### [Activity]
Would you please copy every line below that includes the string "FEEDER"?

[Recorded data]
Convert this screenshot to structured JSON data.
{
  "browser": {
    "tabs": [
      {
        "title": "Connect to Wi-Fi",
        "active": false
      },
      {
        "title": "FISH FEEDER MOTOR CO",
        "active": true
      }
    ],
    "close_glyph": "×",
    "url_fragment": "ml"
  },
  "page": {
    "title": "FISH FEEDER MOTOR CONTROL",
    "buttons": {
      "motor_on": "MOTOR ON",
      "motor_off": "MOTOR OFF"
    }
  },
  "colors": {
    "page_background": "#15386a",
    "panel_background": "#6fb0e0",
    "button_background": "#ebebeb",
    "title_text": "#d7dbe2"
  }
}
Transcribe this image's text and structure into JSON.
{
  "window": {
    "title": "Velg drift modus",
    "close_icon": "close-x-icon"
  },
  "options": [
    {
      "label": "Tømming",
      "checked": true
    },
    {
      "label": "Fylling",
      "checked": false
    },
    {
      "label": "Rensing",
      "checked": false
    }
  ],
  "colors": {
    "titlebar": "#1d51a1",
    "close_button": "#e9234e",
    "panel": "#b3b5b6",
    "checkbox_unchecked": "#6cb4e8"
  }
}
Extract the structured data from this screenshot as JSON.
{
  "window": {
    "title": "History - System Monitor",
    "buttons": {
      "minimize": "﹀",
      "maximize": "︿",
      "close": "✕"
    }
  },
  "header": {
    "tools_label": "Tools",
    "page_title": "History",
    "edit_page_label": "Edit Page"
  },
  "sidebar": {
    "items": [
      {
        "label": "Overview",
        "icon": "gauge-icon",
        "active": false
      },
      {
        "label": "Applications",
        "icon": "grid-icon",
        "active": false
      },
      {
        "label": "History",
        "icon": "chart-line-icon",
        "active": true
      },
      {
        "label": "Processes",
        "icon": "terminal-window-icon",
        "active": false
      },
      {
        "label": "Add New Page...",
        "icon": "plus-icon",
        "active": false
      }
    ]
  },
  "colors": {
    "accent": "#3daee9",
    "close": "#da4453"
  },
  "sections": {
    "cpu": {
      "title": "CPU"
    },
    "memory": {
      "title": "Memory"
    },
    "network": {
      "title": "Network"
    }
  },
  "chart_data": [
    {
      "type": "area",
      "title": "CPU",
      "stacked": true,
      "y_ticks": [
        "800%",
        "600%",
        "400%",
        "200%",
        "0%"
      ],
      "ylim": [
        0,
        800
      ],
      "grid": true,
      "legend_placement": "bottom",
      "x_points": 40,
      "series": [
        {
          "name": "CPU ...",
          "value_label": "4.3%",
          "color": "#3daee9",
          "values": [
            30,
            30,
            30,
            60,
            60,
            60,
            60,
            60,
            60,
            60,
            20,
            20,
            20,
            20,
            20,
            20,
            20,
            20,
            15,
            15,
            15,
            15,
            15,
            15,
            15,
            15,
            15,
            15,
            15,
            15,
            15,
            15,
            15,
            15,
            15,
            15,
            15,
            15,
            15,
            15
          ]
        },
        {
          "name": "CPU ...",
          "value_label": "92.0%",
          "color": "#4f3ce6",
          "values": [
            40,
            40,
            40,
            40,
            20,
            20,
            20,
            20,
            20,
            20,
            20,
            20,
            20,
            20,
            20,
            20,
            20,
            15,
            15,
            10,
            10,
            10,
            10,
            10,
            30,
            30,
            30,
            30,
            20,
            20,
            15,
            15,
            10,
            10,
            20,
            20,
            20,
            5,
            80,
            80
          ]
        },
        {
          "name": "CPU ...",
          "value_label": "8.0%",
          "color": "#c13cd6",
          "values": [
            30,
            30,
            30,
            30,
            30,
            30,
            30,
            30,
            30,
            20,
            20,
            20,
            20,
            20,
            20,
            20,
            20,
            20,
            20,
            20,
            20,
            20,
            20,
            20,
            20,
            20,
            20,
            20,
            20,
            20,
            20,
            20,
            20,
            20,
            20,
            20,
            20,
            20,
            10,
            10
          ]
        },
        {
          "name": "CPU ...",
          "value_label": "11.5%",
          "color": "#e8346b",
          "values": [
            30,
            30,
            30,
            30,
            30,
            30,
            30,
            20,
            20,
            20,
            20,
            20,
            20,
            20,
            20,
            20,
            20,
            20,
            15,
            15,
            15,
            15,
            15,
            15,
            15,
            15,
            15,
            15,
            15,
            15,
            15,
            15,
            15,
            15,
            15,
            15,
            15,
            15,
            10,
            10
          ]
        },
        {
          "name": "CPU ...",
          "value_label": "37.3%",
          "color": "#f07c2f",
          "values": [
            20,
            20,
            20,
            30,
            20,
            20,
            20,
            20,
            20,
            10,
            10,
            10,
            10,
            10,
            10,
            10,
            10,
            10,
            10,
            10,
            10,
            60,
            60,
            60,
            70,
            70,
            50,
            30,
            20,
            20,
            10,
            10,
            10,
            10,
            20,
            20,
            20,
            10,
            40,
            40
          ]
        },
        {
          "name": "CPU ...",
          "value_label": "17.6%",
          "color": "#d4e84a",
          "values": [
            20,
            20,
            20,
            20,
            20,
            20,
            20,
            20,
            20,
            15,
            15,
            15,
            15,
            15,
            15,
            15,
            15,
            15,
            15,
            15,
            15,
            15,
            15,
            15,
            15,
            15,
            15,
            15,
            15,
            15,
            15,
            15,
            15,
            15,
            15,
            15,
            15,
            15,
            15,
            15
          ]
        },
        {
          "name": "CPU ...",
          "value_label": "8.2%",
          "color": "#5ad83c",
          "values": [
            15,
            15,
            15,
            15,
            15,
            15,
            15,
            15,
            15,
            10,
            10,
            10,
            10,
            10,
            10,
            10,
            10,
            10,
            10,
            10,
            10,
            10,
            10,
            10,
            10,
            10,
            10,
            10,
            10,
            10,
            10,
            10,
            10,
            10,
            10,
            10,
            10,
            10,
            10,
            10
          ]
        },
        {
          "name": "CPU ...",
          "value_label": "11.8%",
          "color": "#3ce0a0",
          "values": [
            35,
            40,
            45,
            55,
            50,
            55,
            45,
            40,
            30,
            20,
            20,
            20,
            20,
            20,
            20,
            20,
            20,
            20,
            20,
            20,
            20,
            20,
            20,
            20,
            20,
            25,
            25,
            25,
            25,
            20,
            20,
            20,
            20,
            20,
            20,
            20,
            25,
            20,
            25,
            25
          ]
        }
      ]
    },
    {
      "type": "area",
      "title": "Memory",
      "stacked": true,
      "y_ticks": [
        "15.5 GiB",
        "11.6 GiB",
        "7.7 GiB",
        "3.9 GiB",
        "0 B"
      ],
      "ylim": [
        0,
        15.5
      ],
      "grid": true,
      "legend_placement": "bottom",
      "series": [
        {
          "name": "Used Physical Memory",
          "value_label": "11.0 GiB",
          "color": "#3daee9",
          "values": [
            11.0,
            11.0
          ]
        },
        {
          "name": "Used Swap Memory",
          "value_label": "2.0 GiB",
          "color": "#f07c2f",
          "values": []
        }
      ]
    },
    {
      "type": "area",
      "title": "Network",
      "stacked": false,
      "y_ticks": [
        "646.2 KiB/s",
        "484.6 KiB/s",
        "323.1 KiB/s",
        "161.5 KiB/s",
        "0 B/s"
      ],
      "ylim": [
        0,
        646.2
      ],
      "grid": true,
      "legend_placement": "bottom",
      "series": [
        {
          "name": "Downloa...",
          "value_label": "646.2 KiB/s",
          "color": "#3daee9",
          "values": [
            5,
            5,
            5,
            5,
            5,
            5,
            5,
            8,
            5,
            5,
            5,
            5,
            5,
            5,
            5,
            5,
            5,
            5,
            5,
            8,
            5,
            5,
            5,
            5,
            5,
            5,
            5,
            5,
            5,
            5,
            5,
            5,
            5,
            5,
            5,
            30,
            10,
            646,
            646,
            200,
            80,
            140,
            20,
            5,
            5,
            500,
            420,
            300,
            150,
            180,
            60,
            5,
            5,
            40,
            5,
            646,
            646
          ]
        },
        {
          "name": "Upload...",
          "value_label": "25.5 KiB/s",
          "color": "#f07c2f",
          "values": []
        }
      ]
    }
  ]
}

### [Output for this task]
        "title": "FISH FEEDER MOTOR CO",
    "title": "FISH FEEDER MOTOR CONTROL",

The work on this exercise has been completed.